In one jurisdiction after another, Boomers who once voted for Reaganomics are now engaging in what David Blankenhorn, of the Institute for American Values, calls "a debate about causes and cures," a debate about "what we are prepared to give up." They are pushing for the explicit exercise of public authority -- more taxes, zoning, schools, prisons -- as long as this authority moves America toward the lofty social standard that Boomers themselves have sanctified. Boomers are stirring to defend values (monogamy, thrift, abstention from drugs) that other generations do not associate with them. The leaders among Boomer blacks, once known for the Afro cut and the black-power salute, are bypassing the rusty machinery of civil-rights legislation pioneered by their elders and are preaching a strict new standard of group pride, family integrity, and community loyalty.

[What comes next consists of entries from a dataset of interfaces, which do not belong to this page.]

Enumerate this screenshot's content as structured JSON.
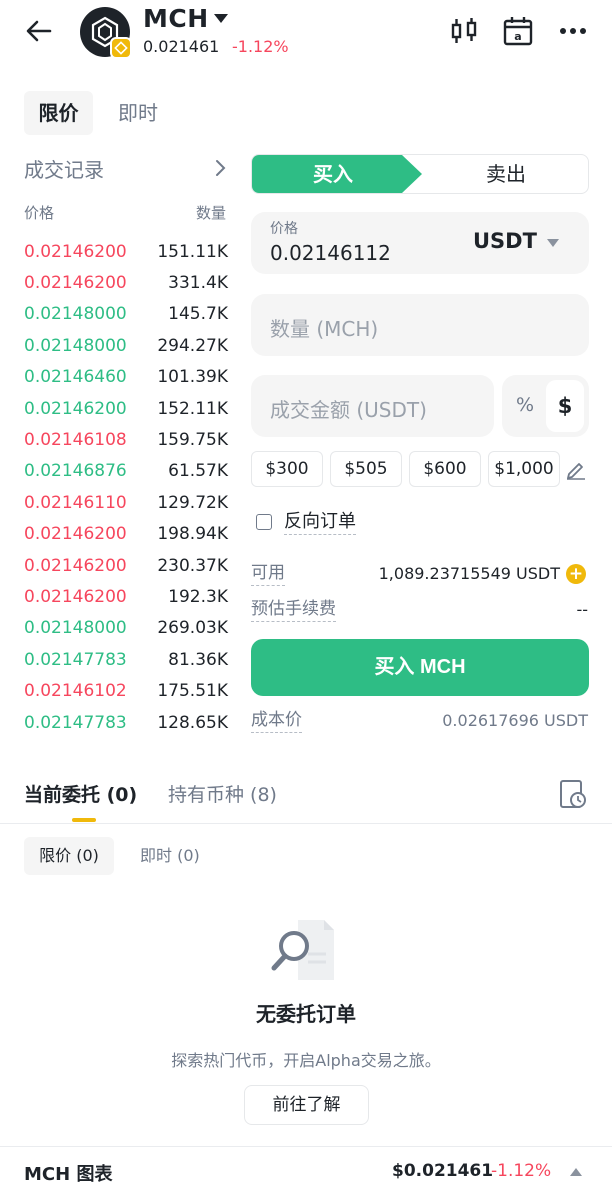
{
  "header": {
    "symbol": "MCH",
    "price": "0.021461",
    "change": "-1.12%",
    "icons": [
      "back-arrow-icon",
      "candlestick-icon",
      "calendar-icon",
      "more-icon"
    ]
  },
  "order_tabs": {
    "limit": "限价",
    "market": "即时"
  },
  "records": {
    "title": "成交记录",
    "price_header": "价格",
    "qty_header": "数量",
    "rows": [
      {
        "price": "0.02146200",
        "qty": "151.11K",
        "side": "down"
      },
      {
        "price": "0.02146200",
        "qty": "331.4K",
        "side": "down"
      },
      {
        "price": "0.02148000",
        "qty": "145.7K",
        "side": "up"
      },
      {
        "price": "0.02148000",
        "qty": "294.27K",
        "side": "up"
      },
      {
        "price": "0.02146460",
        "qty": "101.39K",
        "side": "up"
      },
      {
        "price": "0.02146200",
        "qty": "152.11K",
        "side": "up"
      },
      {
        "price": "0.02146108",
        "qty": "159.75K",
        "side": "down"
      },
      {
        "price": "0.02146876",
        "qty": "61.57K",
        "side": "up"
      },
      {
        "price": "0.02146110",
        "qty": "129.72K",
        "side": "down"
      },
      {
        "price": "0.02146200",
        "qty": "198.94K",
        "side": "down"
      },
      {
        "price": "0.02146200",
        "qty": "230.37K",
        "side": "down"
      },
      {
        "price": "0.02146200",
        "qty": "192.3K",
        "side": "down"
      },
      {
        "price": "0.02148000",
        "qty": "269.03K",
        "side": "up"
      },
      {
        "price": "0.02147783",
        "qty": "81.36K",
        "side": "up"
      },
      {
        "price": "0.02146102",
        "qty": "175.51K",
        "side": "down"
      },
      {
        "price": "0.02147783",
        "qty": "128.65K",
        "side": "up"
      }
    ]
  },
  "trade": {
    "buy_label": "买入",
    "sell_label": "卖出",
    "price_label": "价格",
    "price_value": "0.02146112",
    "quote_currency": "USDT",
    "qty_placeholder": "数量 (MCH)",
    "amount_placeholder": "成交金额 (USDT)",
    "unit_percent": "%",
    "unit_dollar": "$",
    "presets": [
      "$300",
      "$505",
      "$600",
      "$1,000"
    ],
    "reverse_order": "反向订单",
    "available_label": "可用",
    "available_value": "1,089.23715549 USDT",
    "fee_label": "预估手续费",
    "fee_value": "--",
    "submit_label": "买入 MCH",
    "cost_label": "成本价",
    "cost_value": "0.02617696 USDT"
  },
  "orders": {
    "tab_open": "当前委托 (0)",
    "tab_holdings": "持有币种 (8)",
    "sub_limit": "限价 (0)",
    "sub_market": "即时 (0)",
    "empty_title": "无委托订单",
    "empty_desc": "探索热门代币，开启Alpha交易之旅。",
    "explore_button": "前往了解"
  },
  "footer": {
    "title": "MCH 图表",
    "price": "$0.021461",
    "change": "-1.12%"
  },
  "colors": {
    "up": "#2ebd85",
    "down": "#f6465d",
    "accent": "#f0b90b"
  }
}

A generation that came of age in an era of "Is God Dead?" is immersing itself in spiritual movements of all kinds, from evangelical fundamentalism to New Age humanism, from transcendentalism to ESP. By a substantial margin, Boomers are America's most God-absorbed living generation. Six out of ten report having experienced an extrasensory presence or power, versus only four out of ten among older generations. Six times as many Boomers plan to spend more time in religious activities in future years as plan to spend less.

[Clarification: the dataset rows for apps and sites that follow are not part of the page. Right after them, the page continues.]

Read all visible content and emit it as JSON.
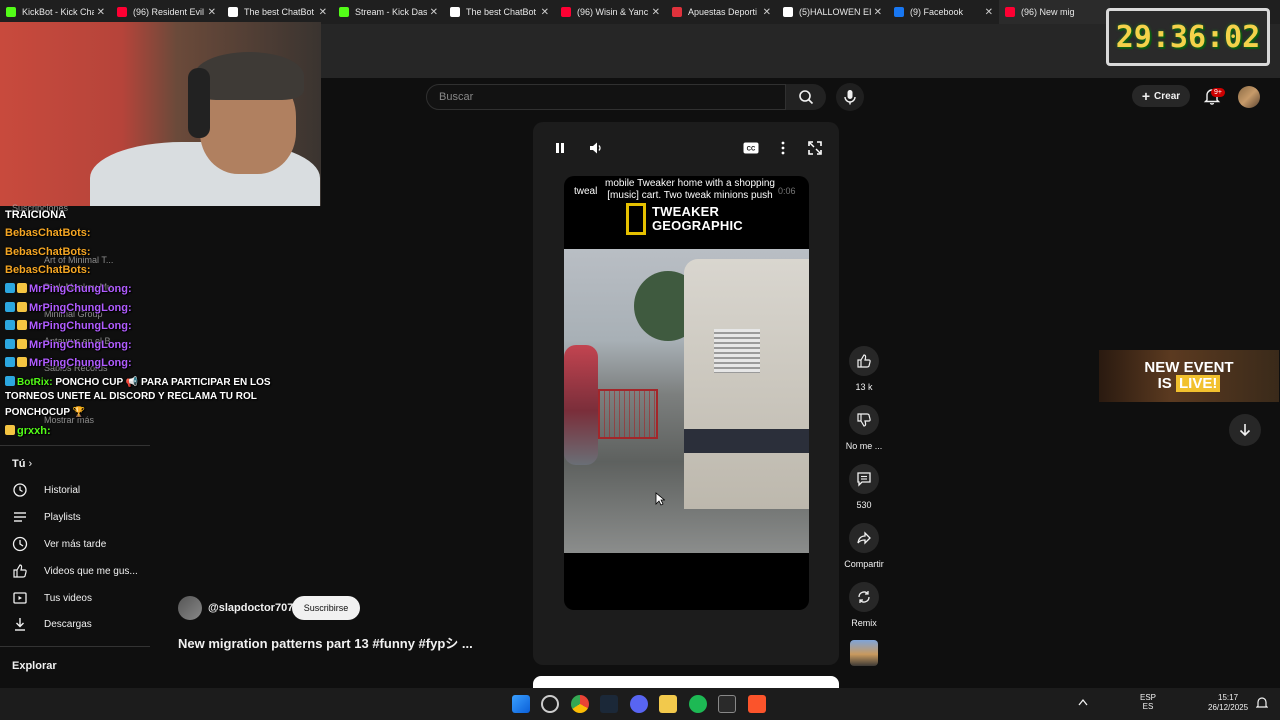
{
  "browser": {
    "tabs": [
      {
        "title": "KickBot - Kick Cha",
        "color": "#53fc18"
      },
      {
        "title": "(96) Resident Evil",
        "color": "#ff0033"
      },
      {
        "title": "The best ChatBot",
        "color": "#ffffff"
      },
      {
        "title": "Stream - Kick Das",
        "color": "#53fc18"
      },
      {
        "title": "The best ChatBot",
        "color": "#ffffff"
      },
      {
        "title": "(96) Wisin & Yanc",
        "color": "#ff0033"
      },
      {
        "title": "Apuestas Deporti",
        "color": "#e0323c"
      },
      {
        "title": "(5)HALLOWEN EI",
        "color": "#ffffff"
      },
      {
        "title": "(9) Facebook",
        "color": "#1877f2"
      },
      {
        "title": "(96) New mig",
        "color": "#ff0033"
      }
    ]
  },
  "youtube": {
    "search_placeholder": "Buscar",
    "create_label": "Crear",
    "notifications_badge": "9+"
  },
  "chat": {
    "lines": [
      {
        "user": "TRAICIONA",
        "msg": "",
        "color": "#ffffff"
      },
      {
        "user": "BebasChatBots:",
        "msg": "",
        "color": "#f5a623"
      },
      {
        "user": "BebasChatBots:",
        "msg": "",
        "color": "#f5a623"
      },
      {
        "user": "BebasChatBots:",
        "msg": "",
        "color": "#f5a623"
      },
      {
        "user": "MrPingChungLong:",
        "msg": "",
        "color": "#b05cff"
      },
      {
        "user": "MrPingChungLong:",
        "msg": "",
        "color": "#b05cff"
      },
      {
        "user": "MrPingChungLong:",
        "msg": "",
        "color": "#b05cff"
      },
      {
        "user": "MrPingChungLong:",
        "msg": "",
        "color": "#b05cff"
      },
      {
        "user": "MrPingChungLong:",
        "msg": "",
        "color": "#b05cff"
      },
      {
        "user": "BotRix:",
        "msg": "PONCHO CUP 📢 PARA PARTICIPAR EN LOS",
        "color": "#53fc18"
      },
      {
        "user": "",
        "msg": "TORNEOS UNETE AL DISCORD Y RECLAMA TU ROL",
        "color": "#ffffff"
      },
      {
        "user": "",
        "msg": "PONCHOCUP 🏆",
        "color": "#ffffff"
      },
      {
        "user": "grxxh:",
        "msg": "",
        "color": "#53fc18"
      }
    ],
    "ghost_items": [
      "Suscripciones",
      "Art of Minimal T...",
      "Dark Monkey Mu...",
      "Minimal Group",
      "Antaurus en el B...",
      "Sabios Records",
      "Mostrar más"
    ]
  },
  "sidebar": {
    "you_label": "Tú",
    "items": [
      {
        "label": "Historial",
        "icon": "history-icon"
      },
      {
        "label": "Playlists",
        "icon": "playlist-icon"
      },
      {
        "label": "Ver más tarde",
        "icon": "clock-icon"
      },
      {
        "label": "Videos que me gus...",
        "icon": "thumbs-up-icon"
      },
      {
        "label": "Tus videos",
        "icon": "video-icon"
      },
      {
        "label": "Descargas",
        "icon": "download-icon"
      }
    ],
    "explore_label": "Explorar"
  },
  "short": {
    "caption_left": "tweal",
    "caption": "mobile Tweaker home with a shopping [music] cart. Two tweak minions push",
    "timecode": "0:06",
    "logo_line1": "TWEAKER",
    "logo_line2": "GEOGRAPHIC",
    "channel": "@slapdoctor707",
    "subscribe_label": "Suscribirse",
    "title": "New migration patterns part 13 #funny #fypシ ...",
    "actions": {
      "likes": "13 k",
      "dislike_label": "No me ...",
      "comments": "530",
      "share_label": "Compartir",
      "remix_label": "Remix"
    }
  },
  "overlays": {
    "timer": "29:36:02",
    "event_line1": "NEW EVENT",
    "event_is": "IS",
    "event_live": "LIVE!"
  },
  "taskbar": {
    "lang_line1": "ESP",
    "lang_line2": "ES",
    "time": "15:17",
    "date": "26/12/2025"
  }
}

Values-gripped Boomers are enlisting on one side or the other of what the family-policy guru Gary Bauer has called America's "cultural civil war." Candice Bergen, Garry Trudeau, Hillary Clinton, Paul Wellstone, communitarians, pro-choicers, over here. Dan Quayle, Rush Limbaugh, "Decency Czar" Anne-Imelda Radice, Oliver North, evangelicals, pro-lifers, over there. Some Boomers are joining eco-crusades, while others who don't mind "playing God" with endangered species have opted for the Wise Use Movement. The hot new fads are "values marketing" and "non-ism" -- the art of advertising, and enjoying, whatever it is you're not consuming.

On both sides of the political spectrum Boomer politicians advocate stark, no-pain, no-gain "cures" -- like the Oregon Plan for Medicaid triage, or Dan Quayle's demand that limits be placed on jury awards for "pain and suffering," or Al Gore's call for stiff energy taxes, or Massachusetts Governor William Weld's notion that a ten-year prison sentence should mean 10.0 years behind bars, or Bill Clinton's proposal that "we ought to have boot camp for first-time nonviolent offenders." Boomer editorialists adamantly reject dickering with foreign tyrants, compromise on the deficit, mercy for S&L violators, welfare for anybody who doesn't work for it.

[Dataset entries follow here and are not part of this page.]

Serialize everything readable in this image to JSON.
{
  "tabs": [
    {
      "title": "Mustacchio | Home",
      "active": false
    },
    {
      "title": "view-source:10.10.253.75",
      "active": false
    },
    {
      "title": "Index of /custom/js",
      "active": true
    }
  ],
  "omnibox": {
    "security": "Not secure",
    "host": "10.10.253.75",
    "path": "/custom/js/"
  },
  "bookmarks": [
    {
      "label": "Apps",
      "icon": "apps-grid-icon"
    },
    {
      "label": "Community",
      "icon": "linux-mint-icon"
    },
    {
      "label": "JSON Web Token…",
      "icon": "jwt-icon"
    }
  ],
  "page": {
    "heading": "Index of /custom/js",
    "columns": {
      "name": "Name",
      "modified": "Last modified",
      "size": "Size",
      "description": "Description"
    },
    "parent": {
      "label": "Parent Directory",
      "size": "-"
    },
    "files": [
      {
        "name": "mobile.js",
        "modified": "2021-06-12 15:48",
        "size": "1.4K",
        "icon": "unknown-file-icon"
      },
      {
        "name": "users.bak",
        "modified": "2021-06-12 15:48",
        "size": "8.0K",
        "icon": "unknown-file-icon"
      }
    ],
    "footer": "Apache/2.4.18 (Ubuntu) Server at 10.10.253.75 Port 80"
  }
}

Critics can and do call Boomers smug, narcissistic, self-righteous, intolerant, puritanical. But one commonly heard charge, that of hypocrisy, ill fits a generation that came of age resacralizing America and has kept at it. Always the distracted perfectionists, they apply first a light hand, then (once they start paying attention) a crushingly heavy one. They graze on munchies until they figure it's time to diet, and then they cover themselves with ashes and sackcloth. From Jonathan Schell to Jeremy Rifkin, Charles Murray to Shelby Steele, Steven Jobs to Steven Spielberg, Bill Bennett to Al Gore, Boomers are still doing what they have done for decades: giving America its leading visionaries and wise men -- or, depending on your point of view, its preachy didacts.

It is in the shadow of such a generation that Thirteeners are having to come of age.


The online version of this article appears in four parts. Click here to go to parts two, three, and four.

Copyright © 1992 by Neil Howe and William Strauss.
The Atlantic Monthly; December 1992; The New Generation Gap - 92.12; Volume 270, No. 6; page 67-89.